The next day, I’m drinking Kernel’s London Sour with founder Evin; mindful of the previous day’s thoughts about London, I’m thinking about the beer: it’s sour but not too sour, not too assertive in its sourness, but still sour enough for someone not attuned to sour beer to make a face a contorted as jazz and ask what on earth are they drinking. It’s a refreshing beer, a beer Evin tells me has Berliner Weisse, the idea of Berliner Weisse as its idea, but I then think about London Pilsner and wonder if there is such a thing as a London style.

Could there be a London style and what would be the influence? I know about the water of London and the availability of the hops and the malt, but there’s got to be more to a style than this? What about the people, what do they eat and what do they like to drink with their food? What about the climate, the temperature, the summers and the winters, the happiness and the sadness, the carefree index or the lack of care, the influence of wine, the silence of temperance, the ghosts that haunt people’s palates, the food that they eat and dream about and then there‘s the feats of strength they like to boast about and toast. All these must surely contribute to a contemporary London style? Or any style?


  1. If 'London' can qualify styles as distinct as sour & pilsner, it's not a style itself. Manchester bitter, if it exists (I think it does), is a sub-style of bitter, not a marriage of two styles, bitter and 'Manchester'. There are probably a lot of historical sub-styles associated with London - bitters typical of London, porters typical of London etc - but I wouldn't expect those sub-styles to have anything in common among themselves. Besides which, once you're into the realms of sours & pilsners you're leaving local tradition far, far behind.

    In short, I think these breweries are committing the modern sin of Making Stuff Up Out Of Thin Air, also known as Building Brand Identity - and you're aiding & abetting them, I'm afraid.

  2. Cheers Phil
    Modern sin? That’s a bit evangelical ;-) I have always like to think that styles have a fluidity and tradition (local or not) could be reduced to habits and peculiarities. As for aiding and abetting, some of the beers are so good that I’m happy to do so.
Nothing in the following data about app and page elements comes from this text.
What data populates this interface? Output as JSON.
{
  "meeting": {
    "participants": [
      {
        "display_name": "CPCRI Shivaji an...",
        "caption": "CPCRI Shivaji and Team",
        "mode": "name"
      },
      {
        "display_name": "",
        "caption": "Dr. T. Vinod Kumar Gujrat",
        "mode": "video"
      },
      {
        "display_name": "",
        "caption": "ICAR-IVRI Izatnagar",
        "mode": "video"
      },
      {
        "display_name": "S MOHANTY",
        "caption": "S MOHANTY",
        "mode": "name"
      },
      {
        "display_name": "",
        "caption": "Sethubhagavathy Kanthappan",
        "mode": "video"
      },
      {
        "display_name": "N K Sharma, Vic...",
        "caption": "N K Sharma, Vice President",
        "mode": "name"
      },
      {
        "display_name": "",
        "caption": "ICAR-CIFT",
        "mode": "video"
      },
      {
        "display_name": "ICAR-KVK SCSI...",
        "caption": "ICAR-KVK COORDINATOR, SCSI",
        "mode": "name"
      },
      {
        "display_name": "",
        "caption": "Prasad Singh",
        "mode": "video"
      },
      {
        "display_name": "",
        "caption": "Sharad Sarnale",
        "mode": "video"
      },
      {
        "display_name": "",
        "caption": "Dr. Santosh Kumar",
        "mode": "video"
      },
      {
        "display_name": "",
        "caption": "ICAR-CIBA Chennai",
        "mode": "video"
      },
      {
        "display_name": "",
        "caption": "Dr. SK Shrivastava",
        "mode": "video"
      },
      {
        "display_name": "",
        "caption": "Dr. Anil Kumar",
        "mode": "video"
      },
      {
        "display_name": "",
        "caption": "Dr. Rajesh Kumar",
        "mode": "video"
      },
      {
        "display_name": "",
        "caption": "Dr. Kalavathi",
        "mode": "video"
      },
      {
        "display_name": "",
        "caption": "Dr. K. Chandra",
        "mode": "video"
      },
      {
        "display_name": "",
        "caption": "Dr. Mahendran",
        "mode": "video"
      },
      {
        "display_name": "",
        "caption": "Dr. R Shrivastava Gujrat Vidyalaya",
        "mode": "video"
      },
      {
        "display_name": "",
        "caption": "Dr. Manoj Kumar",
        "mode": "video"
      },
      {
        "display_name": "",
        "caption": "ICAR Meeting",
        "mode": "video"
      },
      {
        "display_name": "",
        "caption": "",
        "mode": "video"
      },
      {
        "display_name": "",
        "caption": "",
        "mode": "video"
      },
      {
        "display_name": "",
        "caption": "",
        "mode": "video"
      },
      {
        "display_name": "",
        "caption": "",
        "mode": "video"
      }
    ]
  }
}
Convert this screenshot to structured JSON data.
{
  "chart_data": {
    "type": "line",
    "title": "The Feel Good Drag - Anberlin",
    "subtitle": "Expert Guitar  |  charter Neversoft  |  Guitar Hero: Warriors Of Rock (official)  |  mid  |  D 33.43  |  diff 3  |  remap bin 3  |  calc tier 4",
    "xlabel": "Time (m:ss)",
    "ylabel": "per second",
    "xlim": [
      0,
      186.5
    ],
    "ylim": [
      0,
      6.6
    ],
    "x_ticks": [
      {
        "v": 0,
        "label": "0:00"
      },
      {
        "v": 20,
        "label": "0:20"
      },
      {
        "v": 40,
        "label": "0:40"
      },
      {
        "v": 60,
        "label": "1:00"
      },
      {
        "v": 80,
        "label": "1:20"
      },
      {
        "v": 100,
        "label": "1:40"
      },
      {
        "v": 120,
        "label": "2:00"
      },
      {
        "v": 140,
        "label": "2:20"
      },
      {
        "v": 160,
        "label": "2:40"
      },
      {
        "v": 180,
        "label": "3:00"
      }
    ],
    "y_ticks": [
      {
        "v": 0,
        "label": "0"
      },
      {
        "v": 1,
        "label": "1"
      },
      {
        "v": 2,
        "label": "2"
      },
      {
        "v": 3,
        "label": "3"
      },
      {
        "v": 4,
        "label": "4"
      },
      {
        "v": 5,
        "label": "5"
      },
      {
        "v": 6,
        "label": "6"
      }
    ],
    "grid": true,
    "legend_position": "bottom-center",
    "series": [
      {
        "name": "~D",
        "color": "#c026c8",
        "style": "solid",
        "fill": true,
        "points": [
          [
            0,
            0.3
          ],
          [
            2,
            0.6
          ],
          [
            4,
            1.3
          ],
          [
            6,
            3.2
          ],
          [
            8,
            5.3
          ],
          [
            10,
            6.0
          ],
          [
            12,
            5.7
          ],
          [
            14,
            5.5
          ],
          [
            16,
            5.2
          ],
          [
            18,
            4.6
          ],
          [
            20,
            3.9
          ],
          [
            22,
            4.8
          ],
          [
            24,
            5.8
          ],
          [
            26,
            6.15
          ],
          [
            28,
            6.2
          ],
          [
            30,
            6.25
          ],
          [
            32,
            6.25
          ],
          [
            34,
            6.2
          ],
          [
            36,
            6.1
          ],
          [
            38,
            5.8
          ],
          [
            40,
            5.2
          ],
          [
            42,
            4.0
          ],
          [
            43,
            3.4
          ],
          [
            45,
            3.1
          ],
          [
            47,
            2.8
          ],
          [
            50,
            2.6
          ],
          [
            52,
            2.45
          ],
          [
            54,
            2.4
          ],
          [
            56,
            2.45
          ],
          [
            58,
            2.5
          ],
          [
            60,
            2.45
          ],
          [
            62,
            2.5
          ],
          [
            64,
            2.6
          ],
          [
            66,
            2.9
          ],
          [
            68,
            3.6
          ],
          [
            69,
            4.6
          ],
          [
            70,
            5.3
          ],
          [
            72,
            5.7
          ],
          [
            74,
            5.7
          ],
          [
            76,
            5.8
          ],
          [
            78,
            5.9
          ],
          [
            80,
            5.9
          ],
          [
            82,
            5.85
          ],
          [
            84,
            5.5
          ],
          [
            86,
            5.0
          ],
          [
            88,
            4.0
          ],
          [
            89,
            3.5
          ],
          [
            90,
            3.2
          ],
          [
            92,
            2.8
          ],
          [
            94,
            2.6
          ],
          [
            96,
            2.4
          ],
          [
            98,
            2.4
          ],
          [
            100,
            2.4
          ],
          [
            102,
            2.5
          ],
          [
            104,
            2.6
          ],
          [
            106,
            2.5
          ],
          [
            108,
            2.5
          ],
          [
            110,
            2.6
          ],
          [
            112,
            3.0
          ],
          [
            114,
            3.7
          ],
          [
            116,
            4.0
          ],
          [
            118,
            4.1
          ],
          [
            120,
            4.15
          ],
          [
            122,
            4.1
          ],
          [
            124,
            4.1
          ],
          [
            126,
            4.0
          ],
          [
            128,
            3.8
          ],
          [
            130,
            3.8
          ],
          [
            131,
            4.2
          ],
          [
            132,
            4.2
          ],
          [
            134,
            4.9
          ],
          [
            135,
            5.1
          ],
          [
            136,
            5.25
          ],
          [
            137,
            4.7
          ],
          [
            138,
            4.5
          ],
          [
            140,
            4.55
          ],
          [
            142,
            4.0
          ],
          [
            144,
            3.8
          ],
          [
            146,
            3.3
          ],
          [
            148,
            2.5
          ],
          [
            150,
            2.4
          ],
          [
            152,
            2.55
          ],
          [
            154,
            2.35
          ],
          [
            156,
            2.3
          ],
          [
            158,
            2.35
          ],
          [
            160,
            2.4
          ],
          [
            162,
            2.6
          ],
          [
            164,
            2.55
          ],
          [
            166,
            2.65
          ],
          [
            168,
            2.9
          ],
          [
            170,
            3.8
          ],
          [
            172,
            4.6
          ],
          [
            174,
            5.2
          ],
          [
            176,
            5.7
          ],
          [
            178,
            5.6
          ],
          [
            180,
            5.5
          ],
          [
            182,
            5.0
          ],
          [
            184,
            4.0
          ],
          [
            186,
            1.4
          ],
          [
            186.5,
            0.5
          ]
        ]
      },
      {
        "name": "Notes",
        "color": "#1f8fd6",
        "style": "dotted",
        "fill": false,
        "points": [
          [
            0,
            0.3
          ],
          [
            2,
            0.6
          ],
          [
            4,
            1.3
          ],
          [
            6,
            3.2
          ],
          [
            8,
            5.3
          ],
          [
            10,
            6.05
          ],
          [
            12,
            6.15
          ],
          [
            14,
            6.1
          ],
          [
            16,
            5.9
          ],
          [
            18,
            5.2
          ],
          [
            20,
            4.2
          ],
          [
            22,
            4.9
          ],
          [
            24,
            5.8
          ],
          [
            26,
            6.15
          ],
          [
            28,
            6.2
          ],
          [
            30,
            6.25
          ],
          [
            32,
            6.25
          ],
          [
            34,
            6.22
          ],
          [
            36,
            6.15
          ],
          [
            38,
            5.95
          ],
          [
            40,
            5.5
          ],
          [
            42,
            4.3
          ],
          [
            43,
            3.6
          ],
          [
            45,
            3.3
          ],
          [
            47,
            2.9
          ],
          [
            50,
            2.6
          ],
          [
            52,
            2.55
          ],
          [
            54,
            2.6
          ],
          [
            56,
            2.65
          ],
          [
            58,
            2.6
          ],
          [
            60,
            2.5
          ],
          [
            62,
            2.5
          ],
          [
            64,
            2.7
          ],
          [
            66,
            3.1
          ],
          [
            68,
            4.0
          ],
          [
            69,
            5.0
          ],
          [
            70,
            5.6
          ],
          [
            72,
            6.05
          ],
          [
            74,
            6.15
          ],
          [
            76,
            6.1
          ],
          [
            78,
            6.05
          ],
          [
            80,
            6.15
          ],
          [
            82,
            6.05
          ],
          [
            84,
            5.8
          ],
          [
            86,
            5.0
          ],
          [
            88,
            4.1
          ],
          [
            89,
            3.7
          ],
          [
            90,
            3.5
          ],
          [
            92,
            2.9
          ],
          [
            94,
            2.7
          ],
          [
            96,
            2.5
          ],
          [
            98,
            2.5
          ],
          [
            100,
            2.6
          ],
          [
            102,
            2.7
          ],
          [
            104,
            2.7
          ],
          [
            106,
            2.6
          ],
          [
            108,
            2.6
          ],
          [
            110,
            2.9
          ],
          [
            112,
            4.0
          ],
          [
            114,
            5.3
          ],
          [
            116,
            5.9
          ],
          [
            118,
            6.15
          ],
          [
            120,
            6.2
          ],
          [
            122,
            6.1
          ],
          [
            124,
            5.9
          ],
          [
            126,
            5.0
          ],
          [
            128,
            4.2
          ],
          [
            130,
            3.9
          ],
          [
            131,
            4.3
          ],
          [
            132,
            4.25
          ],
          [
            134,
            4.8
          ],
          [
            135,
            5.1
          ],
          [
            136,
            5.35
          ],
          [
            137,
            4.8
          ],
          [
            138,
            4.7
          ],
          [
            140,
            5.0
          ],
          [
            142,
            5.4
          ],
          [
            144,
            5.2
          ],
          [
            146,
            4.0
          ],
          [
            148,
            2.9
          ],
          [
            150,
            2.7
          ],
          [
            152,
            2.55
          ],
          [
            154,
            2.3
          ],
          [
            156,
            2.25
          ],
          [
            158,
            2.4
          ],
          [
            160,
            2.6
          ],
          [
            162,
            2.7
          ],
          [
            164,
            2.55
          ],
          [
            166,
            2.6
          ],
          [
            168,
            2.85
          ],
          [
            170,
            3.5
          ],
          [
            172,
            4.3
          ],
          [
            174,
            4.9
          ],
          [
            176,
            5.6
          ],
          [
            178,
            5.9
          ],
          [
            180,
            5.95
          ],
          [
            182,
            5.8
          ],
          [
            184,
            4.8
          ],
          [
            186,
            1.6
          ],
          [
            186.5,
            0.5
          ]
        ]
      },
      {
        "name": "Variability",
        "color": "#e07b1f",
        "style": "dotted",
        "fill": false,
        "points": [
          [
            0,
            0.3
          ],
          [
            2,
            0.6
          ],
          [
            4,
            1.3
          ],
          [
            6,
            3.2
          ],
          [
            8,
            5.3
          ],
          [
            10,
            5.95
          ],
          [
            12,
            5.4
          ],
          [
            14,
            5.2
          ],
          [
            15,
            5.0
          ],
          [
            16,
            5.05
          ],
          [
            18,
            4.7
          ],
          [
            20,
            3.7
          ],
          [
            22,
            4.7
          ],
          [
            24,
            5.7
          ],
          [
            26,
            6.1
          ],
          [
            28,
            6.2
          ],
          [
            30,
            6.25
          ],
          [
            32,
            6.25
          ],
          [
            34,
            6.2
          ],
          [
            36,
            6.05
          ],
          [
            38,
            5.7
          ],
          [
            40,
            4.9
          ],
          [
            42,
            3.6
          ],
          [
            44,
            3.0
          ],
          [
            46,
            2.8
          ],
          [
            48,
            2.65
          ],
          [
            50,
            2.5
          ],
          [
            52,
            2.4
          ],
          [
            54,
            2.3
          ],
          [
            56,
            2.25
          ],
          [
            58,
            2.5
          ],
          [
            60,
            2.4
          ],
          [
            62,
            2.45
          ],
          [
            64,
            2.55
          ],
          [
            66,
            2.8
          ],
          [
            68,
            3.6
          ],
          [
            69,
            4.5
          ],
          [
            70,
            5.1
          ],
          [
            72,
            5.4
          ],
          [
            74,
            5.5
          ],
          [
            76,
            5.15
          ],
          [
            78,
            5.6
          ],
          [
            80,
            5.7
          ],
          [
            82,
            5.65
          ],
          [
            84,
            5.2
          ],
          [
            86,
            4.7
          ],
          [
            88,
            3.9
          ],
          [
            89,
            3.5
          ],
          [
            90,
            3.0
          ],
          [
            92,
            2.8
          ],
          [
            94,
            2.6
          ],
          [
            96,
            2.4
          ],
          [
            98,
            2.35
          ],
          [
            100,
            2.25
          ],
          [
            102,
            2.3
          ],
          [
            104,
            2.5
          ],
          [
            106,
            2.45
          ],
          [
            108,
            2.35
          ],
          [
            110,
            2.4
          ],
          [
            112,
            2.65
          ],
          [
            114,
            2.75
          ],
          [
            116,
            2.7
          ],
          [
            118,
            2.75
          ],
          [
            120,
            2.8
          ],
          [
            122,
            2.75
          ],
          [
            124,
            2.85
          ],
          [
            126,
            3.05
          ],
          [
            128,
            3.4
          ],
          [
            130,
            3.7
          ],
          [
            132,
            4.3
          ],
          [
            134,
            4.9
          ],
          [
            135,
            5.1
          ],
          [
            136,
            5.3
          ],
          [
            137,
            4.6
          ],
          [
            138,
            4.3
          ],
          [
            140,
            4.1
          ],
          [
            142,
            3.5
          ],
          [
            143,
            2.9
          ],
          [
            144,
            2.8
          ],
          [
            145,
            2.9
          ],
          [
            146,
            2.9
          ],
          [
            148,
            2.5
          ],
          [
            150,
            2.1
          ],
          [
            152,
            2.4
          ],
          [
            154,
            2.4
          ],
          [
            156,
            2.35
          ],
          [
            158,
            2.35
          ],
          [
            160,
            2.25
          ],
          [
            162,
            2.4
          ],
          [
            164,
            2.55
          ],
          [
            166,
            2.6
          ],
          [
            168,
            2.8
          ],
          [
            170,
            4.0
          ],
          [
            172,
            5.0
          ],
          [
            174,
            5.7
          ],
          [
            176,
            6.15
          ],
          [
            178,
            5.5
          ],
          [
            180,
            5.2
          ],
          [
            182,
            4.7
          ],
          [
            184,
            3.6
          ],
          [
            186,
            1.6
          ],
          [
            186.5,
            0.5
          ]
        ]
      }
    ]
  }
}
  3. Well, the craft-style beers are too young in temporal terms to qualify for a clearly demarcated London style. In time one may emerge amongst them. (I was going to say, there is one, London Murky, but never mind).
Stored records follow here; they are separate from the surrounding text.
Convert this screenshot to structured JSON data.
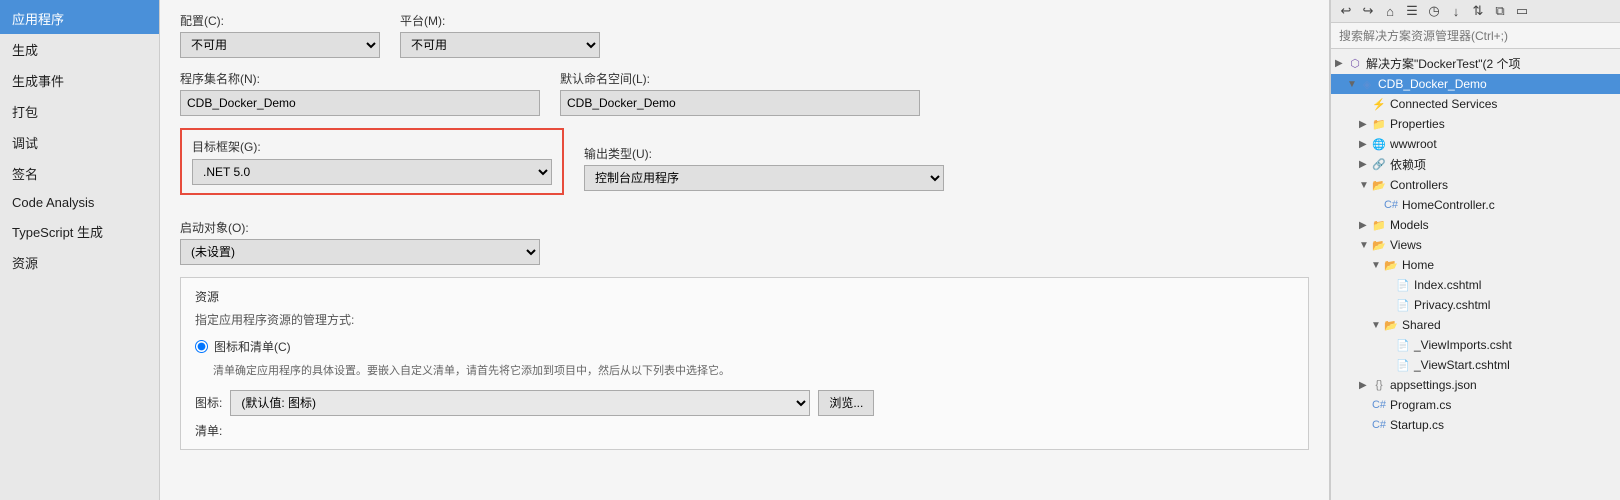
{
  "sidebar": {
    "items": [
      {
        "id": "app",
        "label": "应用程序",
        "active": true
      },
      {
        "id": "build",
        "label": "生成",
        "active": false
      },
      {
        "id": "build-events",
        "label": "生成事件",
        "active": false
      },
      {
        "id": "package",
        "label": "打包",
        "active": false
      },
      {
        "id": "debug",
        "label": "调试",
        "active": false
      },
      {
        "id": "sign",
        "label": "签名",
        "active": false
      },
      {
        "id": "code-analysis",
        "label": "Code Analysis",
        "active": false
      },
      {
        "id": "typescript",
        "label": "TypeScript 生成",
        "active": false
      },
      {
        "id": "resources",
        "label": "资源",
        "active": false
      }
    ]
  },
  "main": {
    "config_label": "配置(C):",
    "config_value": "不可用",
    "platform_label": "平台(M):",
    "platform_value": "不可用",
    "assembly_label": "程序集名称(N):",
    "assembly_value": "CDB_Docker_Demo",
    "namespace_label": "默认命名空间(L):",
    "namespace_value": "CDB_Docker_Demo",
    "framework_label": "目标框架(G):",
    "framework_value": ".NET 5.0",
    "output_label": "输出类型(U):",
    "output_value": "控制台应用程序",
    "startup_label": "启动对象(O):",
    "startup_value": "(未设置)",
    "resources_section": {
      "title": "资源",
      "desc": "指定应用程序资源的管理方式:",
      "radio_label": "图标和清单(C)",
      "sub_desc": "清单确定应用程序的具体设置。要嵌入自定义清单，请首先将它添加到项目中，然后从以下列表中选择它。",
      "icon_label": "图标:",
      "icon_value": "(默认值: 图标)",
      "browse_btn": "浏览...",
      "list_label": "清单:"
    }
  },
  "right_panel": {
    "search_placeholder": "搜索解决方案资源管理器(Ctrl+;)",
    "solution_label": "解决方案\"DockerTest\"(2 个项",
    "project_label": "CDB_Docker_Demo",
    "tree_items": [
      {
        "id": "connected-services",
        "label": "Connected Services",
        "indent": 2,
        "icon": "connected",
        "arrow": ""
      },
      {
        "id": "properties",
        "label": "Properties",
        "indent": 2,
        "icon": "folder",
        "arrow": "▶"
      },
      {
        "id": "wwwroot",
        "label": "wwwroot",
        "indent": 2,
        "icon": "globe",
        "arrow": "▶"
      },
      {
        "id": "deps",
        "label": "依赖项",
        "indent": 2,
        "icon": "deps",
        "arrow": "▶"
      },
      {
        "id": "controllers",
        "label": "Controllers",
        "indent": 2,
        "icon": "folder-open",
        "arrow": "▼"
      },
      {
        "id": "home-controller",
        "label": "HomeController.c",
        "indent": 3,
        "icon": "file-cs",
        "arrow": ""
      },
      {
        "id": "models",
        "label": "Models",
        "indent": 2,
        "icon": "folder",
        "arrow": "▶"
      },
      {
        "id": "views",
        "label": "Views",
        "indent": 2,
        "icon": "folder-open",
        "arrow": "▼"
      },
      {
        "id": "views-home",
        "label": "Home",
        "indent": 3,
        "icon": "folder-open",
        "arrow": "▼"
      },
      {
        "id": "index-cshtml",
        "label": "Index.cshtml",
        "indent": 4,
        "icon": "file-cshtml",
        "arrow": ""
      },
      {
        "id": "privacy-cshtml",
        "label": "Privacy.cshtml",
        "indent": 4,
        "icon": "file-cshtml",
        "arrow": ""
      },
      {
        "id": "shared",
        "label": "Shared",
        "indent": 3,
        "icon": "folder-open",
        "arrow": "▼"
      },
      {
        "id": "viewimports",
        "label": "_ViewImports.csht",
        "indent": 4,
        "icon": "file-cshtml",
        "arrow": ""
      },
      {
        "id": "viewstart",
        "label": "_ViewStart.cshtml",
        "indent": 4,
        "icon": "file-cshtml",
        "arrow": ""
      },
      {
        "id": "appsettings",
        "label": "appsettings.json",
        "indent": 2,
        "icon": "file-json",
        "arrow": "▶"
      },
      {
        "id": "program-cs",
        "label": "Program.cs",
        "indent": 2,
        "icon": "file-cs",
        "arrow": ""
      },
      {
        "id": "startup-cs",
        "label": "Startup.cs",
        "indent": 2,
        "icon": "file-cs",
        "arrow": ""
      }
    ]
  },
  "toolbar": {
    "icons": [
      "↩",
      "↪",
      "🏠",
      "📋",
      "🕐",
      "⬇",
      "↕",
      "📋",
      "□"
    ]
  }
}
    Lager, the biggest in sales, can't qualify because it is not English in origin and in any case lager sold in London, excepting again certain minor craft ones, is the same as sold elsewhere in England.

    Porter doesn't qualify - it did for a long time - but it is mostly defunct in the city of its origin.

    Mild ale at one time was big, but now is almost disappeared too.

    That leaves: bitter! Since the demise of Young's, Fuller carries the flag for the iconic London beer, and it is, London Pride, and appropriately named, too. Many other traditional bitters, of varying palates, are still available. Some are similar to London Pride but there is only one London Pride. That for me will always be London beer.


  4. Hi Gary, interesting point about Pride is that it was based on a 19th century Special Pale Ale, was it a London pale ale that became a London Bitter — then there was Young’s Ordinary, which wehn brewed in Wandsworth was a bitter London Bitter. It becomes a bit angels dancing on pinheads after a while. However, re the current scene I’m interested in what will emerge. I think the breweries I saw on Saturday are here for the long term — I just like the idea that there is more to style than the beer.

  5. Thanks Adrian and I fully agree. Probably a single type will emerge from the current ferment to define a locally preferred style of the newer type. London Pride will stand for the old school and no reason the two can't co-exist. Perhaps it will be an APA type of beer a la Sierra Nevada. Most Britons I know quite like this style.